While we sometimes get accused of partisanship here at Research Edge, that accusation is often coming from people that are themselves, partisan. We have a strong belief in free markets, which sometimes manifests itself in a view, but the reality is we follow politics as a means of inferring investment trends and thinking about managing risk.
Obviously, the last few weeks have provided data points for us to contemplate the next four years under the foreign policy of an Obama administration. While there are some similarities to Bush, and some continuations of Bush administration policies, there are also some marked differences that indicate that the future may be dramatically different than the post 9/11 era, in which the Bush Doctrine, that of pre-emption, stood paramount.
This weekend we noted with interest the front page picture on the New York Times of President Obama shaking hands with Hugo Chavez and also both Obama and Secretary Clinton's limited response to Nicaraguan President Daniel Ortega's rant against United States foreign policy.
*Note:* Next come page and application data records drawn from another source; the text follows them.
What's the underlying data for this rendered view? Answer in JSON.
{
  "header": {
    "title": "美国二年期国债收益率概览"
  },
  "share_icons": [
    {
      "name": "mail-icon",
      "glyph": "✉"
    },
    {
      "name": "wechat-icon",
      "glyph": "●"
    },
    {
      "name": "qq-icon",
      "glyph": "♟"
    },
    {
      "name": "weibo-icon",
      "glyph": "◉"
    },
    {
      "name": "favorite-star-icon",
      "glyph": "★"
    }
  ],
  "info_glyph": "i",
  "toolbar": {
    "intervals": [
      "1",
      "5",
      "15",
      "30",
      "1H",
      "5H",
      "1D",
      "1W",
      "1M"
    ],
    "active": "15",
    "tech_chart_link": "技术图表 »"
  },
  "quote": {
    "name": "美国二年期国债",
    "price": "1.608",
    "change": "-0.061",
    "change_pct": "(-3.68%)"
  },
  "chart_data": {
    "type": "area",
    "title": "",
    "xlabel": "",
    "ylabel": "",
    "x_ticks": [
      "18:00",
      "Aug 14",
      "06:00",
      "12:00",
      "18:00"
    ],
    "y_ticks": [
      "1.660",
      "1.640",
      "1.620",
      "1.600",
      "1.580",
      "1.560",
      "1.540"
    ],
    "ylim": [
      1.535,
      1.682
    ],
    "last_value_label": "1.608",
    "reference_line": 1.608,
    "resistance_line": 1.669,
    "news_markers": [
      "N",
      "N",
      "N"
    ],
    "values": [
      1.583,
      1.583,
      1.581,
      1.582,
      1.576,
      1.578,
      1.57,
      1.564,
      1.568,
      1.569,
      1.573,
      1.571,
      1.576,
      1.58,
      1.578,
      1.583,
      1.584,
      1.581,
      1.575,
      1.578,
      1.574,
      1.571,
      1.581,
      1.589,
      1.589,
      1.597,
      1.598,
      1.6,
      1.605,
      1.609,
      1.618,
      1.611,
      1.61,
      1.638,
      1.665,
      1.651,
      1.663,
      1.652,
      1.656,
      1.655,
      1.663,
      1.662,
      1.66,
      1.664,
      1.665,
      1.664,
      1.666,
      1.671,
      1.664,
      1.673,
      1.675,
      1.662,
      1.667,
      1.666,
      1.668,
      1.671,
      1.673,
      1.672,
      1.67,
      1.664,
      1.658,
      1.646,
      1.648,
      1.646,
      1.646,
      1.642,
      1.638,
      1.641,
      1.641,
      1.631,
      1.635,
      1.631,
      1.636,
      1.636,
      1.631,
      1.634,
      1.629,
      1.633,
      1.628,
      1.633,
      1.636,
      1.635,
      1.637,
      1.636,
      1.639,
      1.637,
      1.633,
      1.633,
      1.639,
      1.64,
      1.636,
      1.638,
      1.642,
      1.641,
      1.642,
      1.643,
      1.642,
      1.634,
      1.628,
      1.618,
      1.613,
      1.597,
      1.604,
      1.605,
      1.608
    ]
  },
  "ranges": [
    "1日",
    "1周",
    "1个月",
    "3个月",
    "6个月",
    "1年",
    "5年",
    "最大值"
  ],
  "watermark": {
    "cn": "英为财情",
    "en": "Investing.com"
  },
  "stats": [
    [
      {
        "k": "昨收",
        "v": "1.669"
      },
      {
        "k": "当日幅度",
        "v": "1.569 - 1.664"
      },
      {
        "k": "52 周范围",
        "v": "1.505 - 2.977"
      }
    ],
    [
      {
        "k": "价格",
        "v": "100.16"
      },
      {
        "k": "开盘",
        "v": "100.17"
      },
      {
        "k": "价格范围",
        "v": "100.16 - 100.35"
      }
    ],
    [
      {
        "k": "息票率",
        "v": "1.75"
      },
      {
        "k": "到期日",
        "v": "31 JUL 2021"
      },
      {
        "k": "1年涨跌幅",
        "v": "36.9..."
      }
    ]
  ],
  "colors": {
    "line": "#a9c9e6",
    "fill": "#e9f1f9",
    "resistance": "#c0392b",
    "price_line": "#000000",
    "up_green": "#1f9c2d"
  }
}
Interestingly, oil is down almost 8% today on the back of Obama's engagement with Chavez this past weekend, which may be signaling that the implications for this action, at least in the short term, are positive from a geopolitical risk perspective. Although clearly with all equity and commodity markets down broadly today, it is difficult to extrapolate too much into this move in oil. Nonetheless, it is important to consider the longer term implications of Obama's foreign policy.
We asked a father of one of Research Edge's Analysts, a retired Brigadier General, his thoughts on this weekend's events and the emergence of President Obama's foreign policy in general. We don't necessarily endorse his thoughts, nor consider ourselves competent enough in foreign policy to adequately gauge them, but we take the former General's thoughts seriously. He is a serious man who has seen the consequences of foreign policy acted out first hand through the course of his career, sometimes at great cost. We have pasted his email response below:
"I have been enjoying the nice weather and also was traveling (as you know) this weekend - so I did not see the speech (and this news junkie has not seen any since Friday morning). But I gather that our 'friends' have been helping our current Commander in Chief point out our deficiencies as a county. So I just scanned the NYT online and did a search on Ortega's speech. And we have our share of mistakes in the past. BUT - always remember that Ortega is a Marxist, and will always be one. And trash talk is cheap. What really scares me is the message that total passiveness and cozying up to bullies (like Chavez and Castro) sends to the other snakes that lurk under rocks out there. Lots of people can interpret no reaction from us as being weak. Like it or not, I agree with the adage that other countries do not have to agree with us, but they should respect us and have a healthy fear that we will not be weak if anyone attacks us. The old school yard bully routine. Just take a look at Jimmy Carter's performance as Commander in Chief - Iran considered him weak and treated this country as if they had nothing to fear (as was true). Iran only freed the hostages on inauguration day in 1981 because they assumed (correctly) that Reagan would take action; the window to maximize their position was closing. Obama could well be walking down the same path - and not really realizing it, given his blind spots. The unintended consequence of that is what could lead to problems. Some group somewhere will push us; it is just a matter of where and when. And I don't mean pirates - that is a totally local (Somalia) issue due to a failed nation state. The key will be what the response of this administration is when someone bloodies us. That is what you need to watch for, and what will tell everyone what to expect until 2012 at least. And then, depending upon the miscalculations on either side, we could be in one heck of a mess. I just hope the first problem is not a spill over of drug violence from Mexico (on a larger scale than the current violence constrained to drug operatives) on a large scale - I don't think this administration has the guts to deal with that issue if it is the first one out of the chute."
Clearly, the General see's tail risk that could be that a passive foreign policy could leave the United States vulnerable. President Obama has certainly not indicated that he will in any way act passively when the country's interests are at direct risk, and in fact acted very decisively with the Somalian pirates, but clearly his willingness to not either dress down or respond to Daniel Ortega does provide some evidence of the direction of Obama's future foreign policy positions. As does his willingness to engage with Iran, Cuba, and Hugo Chavez in Venezuela when his predecessor was much less willing.
Daryl G. Jones